Bailout Is Bigger Than Pentagon's Budget
Cost of Rescue to Add to Challenges for Next President
Saturday, September 20, 2008; 11:00 AM
The $700 billion that the U.S. government estimates that it will cost to buy the risky investments of financial institutions in coming months approaches is more than what it costs to run the Pentagon for a year.
That estimate of the economic rescue plan that the Treasury department sent to Capitol Hill today is on top of the nearly $200 billion he said earlier this month that he is willing to spend on the government's rescue of Fannie Mae and Freddie Mac.
The Pentagon budget last year was about $600 billion. Over time, Congress has appropriated a total of about $650 billion for the war in Iraq, plus $200 billion for Afghanistan.
The spending for the bailout will add to nearly record projected deficits this year and next. The package made public today asked Congress to raise the federal debt limit from $10.6 trillion to $11.3 trillionWhat effect that spending will have on the U.S. economy is unclear, although it will almost surely complicate any policy plans the next administration will have, fiscal observers said.
"The campaign agendas become irrelevant, this is the agenda of the new president," said Robert L. Bixby, executive director of the nonpartisan Concord Coalition. "Because this is of such magnitude, it is going to be job one of the new president."
Presidential candidates Sens. John McCain (R-Ariz.) and Barack Obama (D-Ill.) have promised billions in new tax cuts or new spending. But an expanding deficit could impair future economic growth, particularly if lawmakers pay down that debt by raising taxes.
The weak economy and a sharp increase in government spending has led the Congressional Budget Office to project that the deficit will be a near-record $407 billion when the budget year ends later this month.
The next president is likely to face a shortfall in January of well over $500 billion, according to congressional analysts.
Under the proposal Treasury Secretary Henry M. Paulson Jr. laid out yesterday, the government will buy securities through a reverse auction process. While those securities are currently almost worthless, administration officials plan to hold them several years in the hopes that they will regain some, if not all, of the money the government spends.
In the meantime, the impact on the deficit is not clear because the money may not be completely lost.
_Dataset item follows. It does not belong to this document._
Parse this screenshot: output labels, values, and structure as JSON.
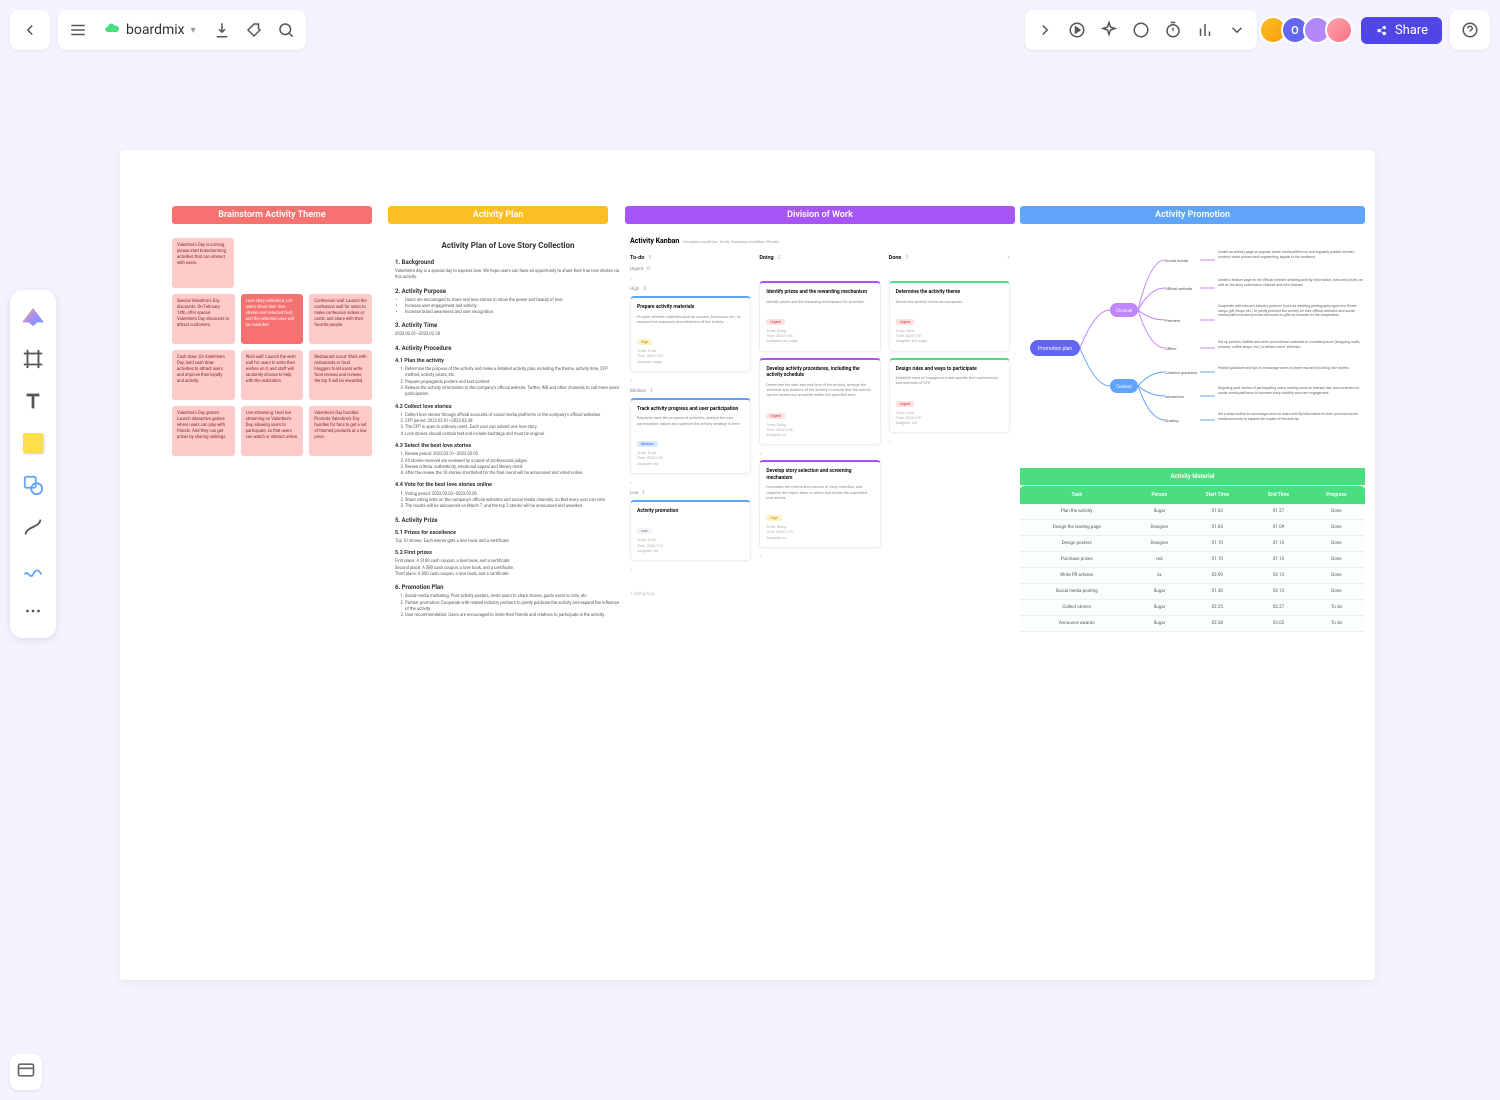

The Congressional Budget Office will determine next week what portion of the government's purchases should be counted against the deficit, essentially trying to determine how much will be recovered or lost, based on complicated economic models.
Fiscal observers noted that the problem now facing the government is the one that has plagued Wall Street over the last year: how to determine what these complicated loans are worth.
"If you have a smoothly functioning market, and you buy a security, it is worth what you paid for it, because that is what the market says it is worth, but the problem here is the market is not working," said James R. Horney, director of federal fiscal policy at the nonpartisan Center on Budget and Policy Priorities in Washington. "That is the whole issue: what are these things really worth?"